◆ **ABOUT THIS TASK**:
Where a line of the data below has the string "Change", copy that line.

START SUPPLIED DATA

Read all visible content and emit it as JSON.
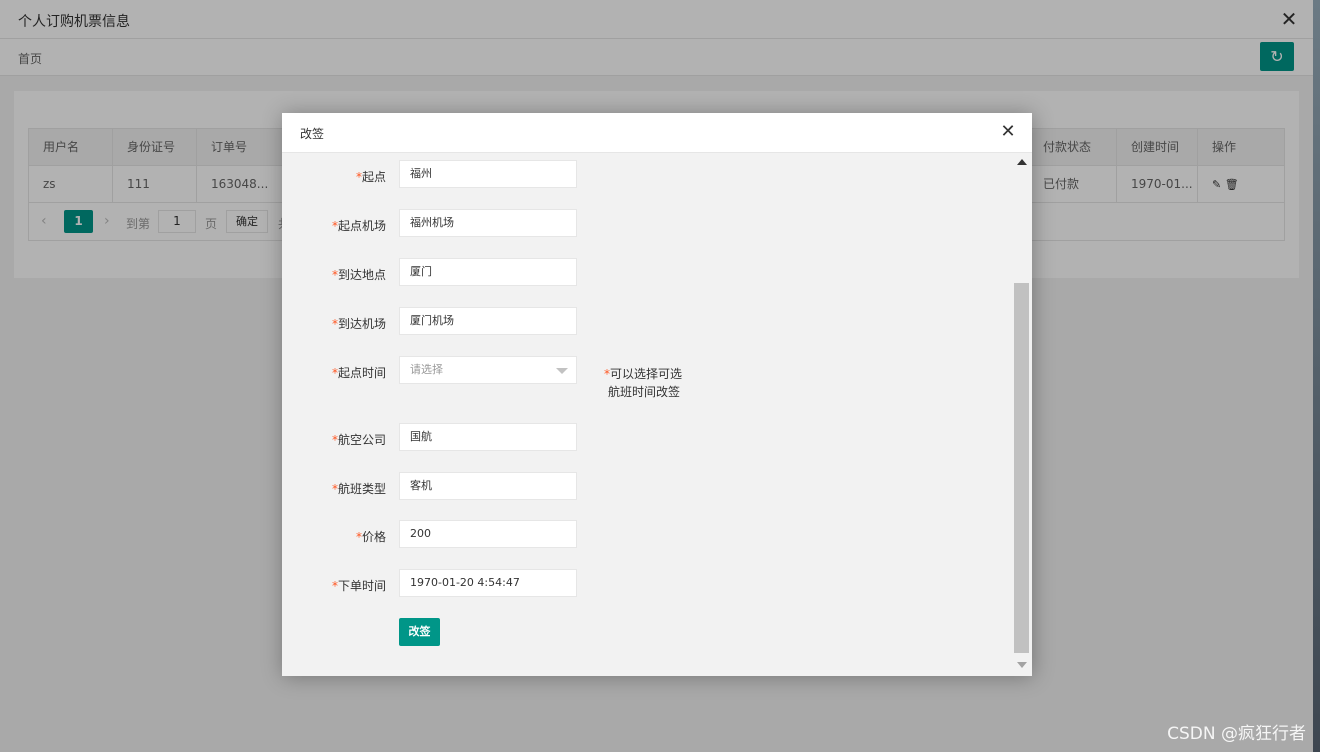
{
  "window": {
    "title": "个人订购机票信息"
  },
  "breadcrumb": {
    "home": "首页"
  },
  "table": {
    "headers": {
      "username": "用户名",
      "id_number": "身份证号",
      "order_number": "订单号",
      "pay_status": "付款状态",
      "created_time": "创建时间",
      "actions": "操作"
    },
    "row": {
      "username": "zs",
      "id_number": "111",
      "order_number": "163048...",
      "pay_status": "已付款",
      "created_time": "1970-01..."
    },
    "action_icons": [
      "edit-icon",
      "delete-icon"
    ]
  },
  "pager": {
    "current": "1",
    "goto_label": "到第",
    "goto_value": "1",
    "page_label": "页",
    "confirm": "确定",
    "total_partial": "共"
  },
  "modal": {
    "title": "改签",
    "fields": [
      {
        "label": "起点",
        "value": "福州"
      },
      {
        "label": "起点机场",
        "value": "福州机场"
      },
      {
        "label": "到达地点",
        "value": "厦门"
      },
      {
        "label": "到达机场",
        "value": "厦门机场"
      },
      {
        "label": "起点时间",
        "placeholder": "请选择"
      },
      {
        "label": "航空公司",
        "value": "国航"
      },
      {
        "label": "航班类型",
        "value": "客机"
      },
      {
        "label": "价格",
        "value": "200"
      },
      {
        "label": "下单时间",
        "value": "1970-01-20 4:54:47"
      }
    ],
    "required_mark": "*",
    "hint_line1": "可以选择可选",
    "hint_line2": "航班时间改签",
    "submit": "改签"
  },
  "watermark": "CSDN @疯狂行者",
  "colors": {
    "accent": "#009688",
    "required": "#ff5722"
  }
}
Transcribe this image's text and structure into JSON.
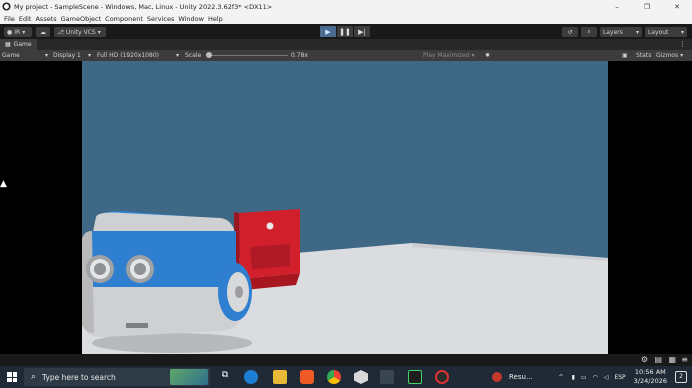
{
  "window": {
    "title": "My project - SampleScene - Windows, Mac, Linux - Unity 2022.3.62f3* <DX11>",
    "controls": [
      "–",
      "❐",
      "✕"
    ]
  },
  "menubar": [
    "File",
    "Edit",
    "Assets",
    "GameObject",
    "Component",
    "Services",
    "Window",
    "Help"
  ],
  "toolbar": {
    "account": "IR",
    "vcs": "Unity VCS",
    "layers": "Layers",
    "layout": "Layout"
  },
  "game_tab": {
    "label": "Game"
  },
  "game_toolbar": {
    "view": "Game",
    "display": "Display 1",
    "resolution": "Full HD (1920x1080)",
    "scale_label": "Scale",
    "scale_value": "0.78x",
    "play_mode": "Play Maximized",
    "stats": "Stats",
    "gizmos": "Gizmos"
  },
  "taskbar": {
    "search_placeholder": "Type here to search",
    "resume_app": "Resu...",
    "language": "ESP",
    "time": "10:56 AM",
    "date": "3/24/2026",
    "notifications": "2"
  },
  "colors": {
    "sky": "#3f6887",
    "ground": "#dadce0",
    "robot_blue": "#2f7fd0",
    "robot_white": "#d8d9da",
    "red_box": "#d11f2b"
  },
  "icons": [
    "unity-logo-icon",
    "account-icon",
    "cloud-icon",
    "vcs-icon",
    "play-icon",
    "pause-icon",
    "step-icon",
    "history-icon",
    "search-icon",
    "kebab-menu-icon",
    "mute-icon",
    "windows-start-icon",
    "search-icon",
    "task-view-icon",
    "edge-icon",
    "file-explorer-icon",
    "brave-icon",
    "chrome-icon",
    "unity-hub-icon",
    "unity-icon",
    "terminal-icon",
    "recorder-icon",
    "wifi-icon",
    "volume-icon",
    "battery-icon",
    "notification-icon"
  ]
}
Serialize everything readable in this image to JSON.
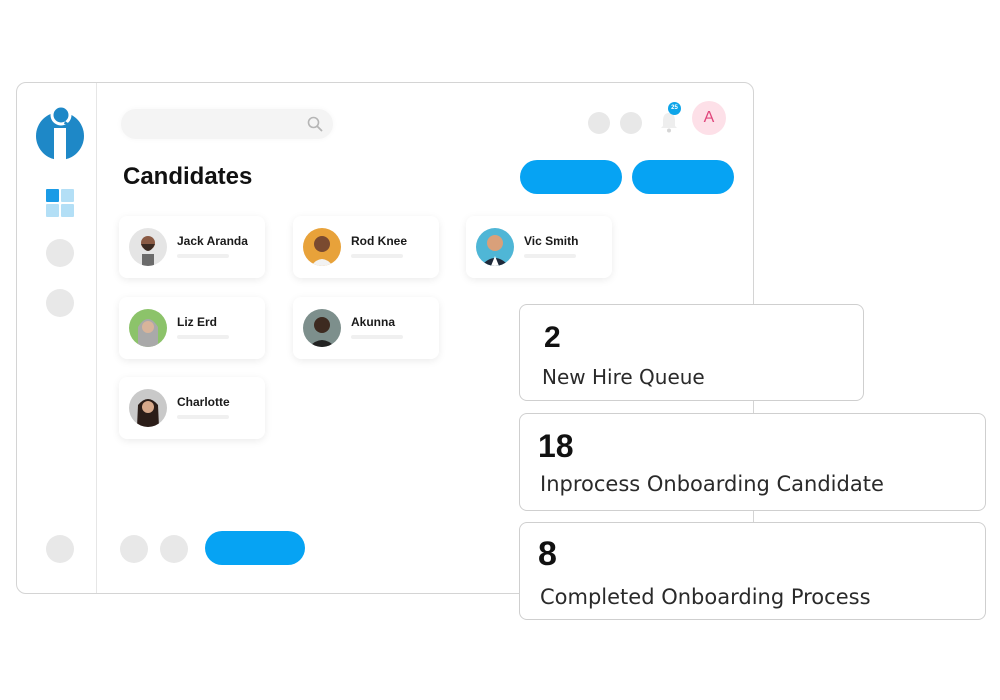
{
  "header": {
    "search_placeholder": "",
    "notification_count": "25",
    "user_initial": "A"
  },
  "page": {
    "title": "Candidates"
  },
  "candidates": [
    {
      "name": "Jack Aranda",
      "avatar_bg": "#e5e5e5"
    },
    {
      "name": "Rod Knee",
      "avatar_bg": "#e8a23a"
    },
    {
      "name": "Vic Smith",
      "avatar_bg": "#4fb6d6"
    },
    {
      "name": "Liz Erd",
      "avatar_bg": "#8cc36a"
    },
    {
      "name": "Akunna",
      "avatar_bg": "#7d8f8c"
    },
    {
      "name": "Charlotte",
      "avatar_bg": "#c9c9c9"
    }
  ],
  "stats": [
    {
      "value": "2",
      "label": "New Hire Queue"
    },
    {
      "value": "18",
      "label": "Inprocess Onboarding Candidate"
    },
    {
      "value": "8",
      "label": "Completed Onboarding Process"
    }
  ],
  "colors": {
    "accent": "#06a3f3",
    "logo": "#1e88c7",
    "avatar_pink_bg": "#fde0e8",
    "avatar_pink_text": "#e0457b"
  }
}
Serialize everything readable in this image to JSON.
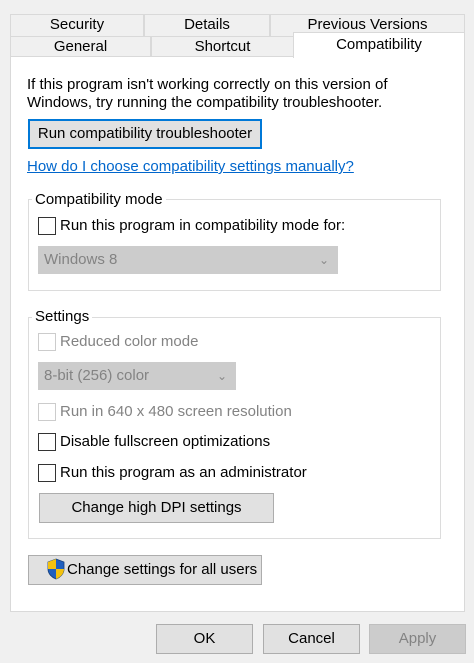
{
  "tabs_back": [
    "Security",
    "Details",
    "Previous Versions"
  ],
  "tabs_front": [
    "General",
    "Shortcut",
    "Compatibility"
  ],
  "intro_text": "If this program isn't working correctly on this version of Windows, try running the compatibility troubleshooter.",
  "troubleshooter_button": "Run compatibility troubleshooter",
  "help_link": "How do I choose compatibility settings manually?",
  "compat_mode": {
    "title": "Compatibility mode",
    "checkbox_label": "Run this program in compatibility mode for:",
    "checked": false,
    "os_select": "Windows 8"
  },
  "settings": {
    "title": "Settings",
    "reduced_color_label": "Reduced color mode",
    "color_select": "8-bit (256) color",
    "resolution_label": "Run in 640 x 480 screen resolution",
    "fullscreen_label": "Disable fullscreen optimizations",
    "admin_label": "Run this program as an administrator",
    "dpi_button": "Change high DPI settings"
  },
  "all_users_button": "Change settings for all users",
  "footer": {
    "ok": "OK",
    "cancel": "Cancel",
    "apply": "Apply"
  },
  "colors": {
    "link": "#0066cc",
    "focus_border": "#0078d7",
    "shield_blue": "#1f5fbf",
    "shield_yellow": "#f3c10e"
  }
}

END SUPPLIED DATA

◆ **RESPONSE TO THIS EXERCISE**:
    "dpi_button": "Change high DPI settings"
  "all_users_button": "Change settings for all users",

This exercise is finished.